Excerpts from an interface dataset:
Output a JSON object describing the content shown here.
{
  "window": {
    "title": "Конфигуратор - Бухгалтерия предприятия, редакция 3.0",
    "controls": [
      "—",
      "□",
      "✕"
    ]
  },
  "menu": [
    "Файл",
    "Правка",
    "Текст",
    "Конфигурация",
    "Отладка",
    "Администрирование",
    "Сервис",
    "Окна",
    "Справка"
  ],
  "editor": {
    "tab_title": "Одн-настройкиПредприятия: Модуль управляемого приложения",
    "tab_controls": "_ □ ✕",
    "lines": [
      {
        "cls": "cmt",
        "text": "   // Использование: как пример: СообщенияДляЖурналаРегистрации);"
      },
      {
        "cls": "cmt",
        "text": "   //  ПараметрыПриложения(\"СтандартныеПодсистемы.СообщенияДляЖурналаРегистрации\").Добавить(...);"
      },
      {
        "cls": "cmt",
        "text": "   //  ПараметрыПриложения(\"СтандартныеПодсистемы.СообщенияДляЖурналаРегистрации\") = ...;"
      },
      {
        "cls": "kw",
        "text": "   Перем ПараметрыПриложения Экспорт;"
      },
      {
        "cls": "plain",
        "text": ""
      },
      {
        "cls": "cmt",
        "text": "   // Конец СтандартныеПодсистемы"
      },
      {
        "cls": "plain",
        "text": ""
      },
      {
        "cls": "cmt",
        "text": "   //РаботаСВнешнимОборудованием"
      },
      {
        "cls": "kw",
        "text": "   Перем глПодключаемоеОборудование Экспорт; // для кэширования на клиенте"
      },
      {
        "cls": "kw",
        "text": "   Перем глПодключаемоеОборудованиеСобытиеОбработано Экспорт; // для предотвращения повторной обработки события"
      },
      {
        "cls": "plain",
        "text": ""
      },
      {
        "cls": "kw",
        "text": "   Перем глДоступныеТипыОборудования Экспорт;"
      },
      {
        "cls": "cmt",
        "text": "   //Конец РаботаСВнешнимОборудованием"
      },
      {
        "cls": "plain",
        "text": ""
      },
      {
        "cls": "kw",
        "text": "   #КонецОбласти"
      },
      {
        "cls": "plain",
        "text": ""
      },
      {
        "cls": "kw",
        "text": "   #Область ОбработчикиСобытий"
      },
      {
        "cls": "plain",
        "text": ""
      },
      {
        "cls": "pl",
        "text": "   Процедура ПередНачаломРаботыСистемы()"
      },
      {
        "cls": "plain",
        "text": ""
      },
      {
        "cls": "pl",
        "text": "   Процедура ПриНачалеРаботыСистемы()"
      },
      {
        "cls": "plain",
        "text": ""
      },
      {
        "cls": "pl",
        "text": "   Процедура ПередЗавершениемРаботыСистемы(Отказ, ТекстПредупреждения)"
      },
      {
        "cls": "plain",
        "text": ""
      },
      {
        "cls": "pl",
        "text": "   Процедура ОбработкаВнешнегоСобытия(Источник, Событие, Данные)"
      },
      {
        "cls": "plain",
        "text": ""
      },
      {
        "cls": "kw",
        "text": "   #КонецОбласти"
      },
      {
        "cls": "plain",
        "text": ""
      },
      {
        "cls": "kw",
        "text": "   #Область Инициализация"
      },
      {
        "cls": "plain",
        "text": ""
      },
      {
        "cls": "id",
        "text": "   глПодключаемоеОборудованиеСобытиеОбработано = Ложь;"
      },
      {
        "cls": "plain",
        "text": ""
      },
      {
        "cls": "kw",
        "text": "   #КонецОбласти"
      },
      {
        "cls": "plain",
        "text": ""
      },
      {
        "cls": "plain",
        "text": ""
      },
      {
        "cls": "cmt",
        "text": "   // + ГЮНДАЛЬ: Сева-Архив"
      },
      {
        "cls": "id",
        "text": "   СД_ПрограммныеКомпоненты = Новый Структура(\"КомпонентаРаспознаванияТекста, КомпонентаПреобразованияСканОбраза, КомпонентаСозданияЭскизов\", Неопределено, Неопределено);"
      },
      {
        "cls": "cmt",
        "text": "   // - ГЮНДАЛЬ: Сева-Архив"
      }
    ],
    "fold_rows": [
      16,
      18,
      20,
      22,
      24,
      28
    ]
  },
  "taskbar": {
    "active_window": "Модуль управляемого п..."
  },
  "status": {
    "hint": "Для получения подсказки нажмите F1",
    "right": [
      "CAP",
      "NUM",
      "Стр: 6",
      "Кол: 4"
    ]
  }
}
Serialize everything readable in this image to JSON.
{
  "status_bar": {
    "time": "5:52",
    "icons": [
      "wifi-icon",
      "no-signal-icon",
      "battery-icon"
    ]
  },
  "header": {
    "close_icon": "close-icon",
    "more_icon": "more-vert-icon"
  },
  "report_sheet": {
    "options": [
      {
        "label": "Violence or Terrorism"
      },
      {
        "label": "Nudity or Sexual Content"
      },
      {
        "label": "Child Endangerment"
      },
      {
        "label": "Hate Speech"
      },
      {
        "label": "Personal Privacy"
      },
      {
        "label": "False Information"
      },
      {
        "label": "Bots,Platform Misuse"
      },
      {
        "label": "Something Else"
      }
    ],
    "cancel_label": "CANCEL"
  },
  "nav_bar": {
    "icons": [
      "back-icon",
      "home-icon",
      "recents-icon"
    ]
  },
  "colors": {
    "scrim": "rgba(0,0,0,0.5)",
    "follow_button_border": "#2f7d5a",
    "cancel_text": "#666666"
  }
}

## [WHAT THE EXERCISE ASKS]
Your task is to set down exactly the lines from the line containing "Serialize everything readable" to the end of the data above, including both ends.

## [OUTPUT FOR THIS EXERCISE]
Serialize everything readable in this image to JSON.
{
  "status_bar": {
    "time": "5:52",
    "icons": [
      "wifi-icon",
      "no-signal-icon",
      "battery-icon"
    ]
  },
  "header": {
    "close_icon": "close-icon",
    "more_icon": "more-vert-icon"
  },
  "report_sheet": {
    "options": [
      {
        "label": "Violence or Terrorism"
      },
      {
        "label": "Nudity or Sexual Content"
      },
      {
        "label": "Child Endangerment"
      },
      {
        "label": "Hate Speech"
      },
      {
        "label": "Personal Privacy"
      },
      {
        "label": "False Information"
      },
      {
        "label": "Bots,Platform Misuse"
      },
      {
        "label": "Something Else"
      }
    ],
    "cancel_label": "CANCEL"
  },
  "nav_bar": {
    "icons": [
      "back-icon",
      "home-icon",
      "recents-icon"
    ]
  },
  "colors": {
    "scrim": "rgba(0,0,0,0.5)",
    "follow_button_border": "#2f7d5a",
    "cancel_text": "#666666"
  }
}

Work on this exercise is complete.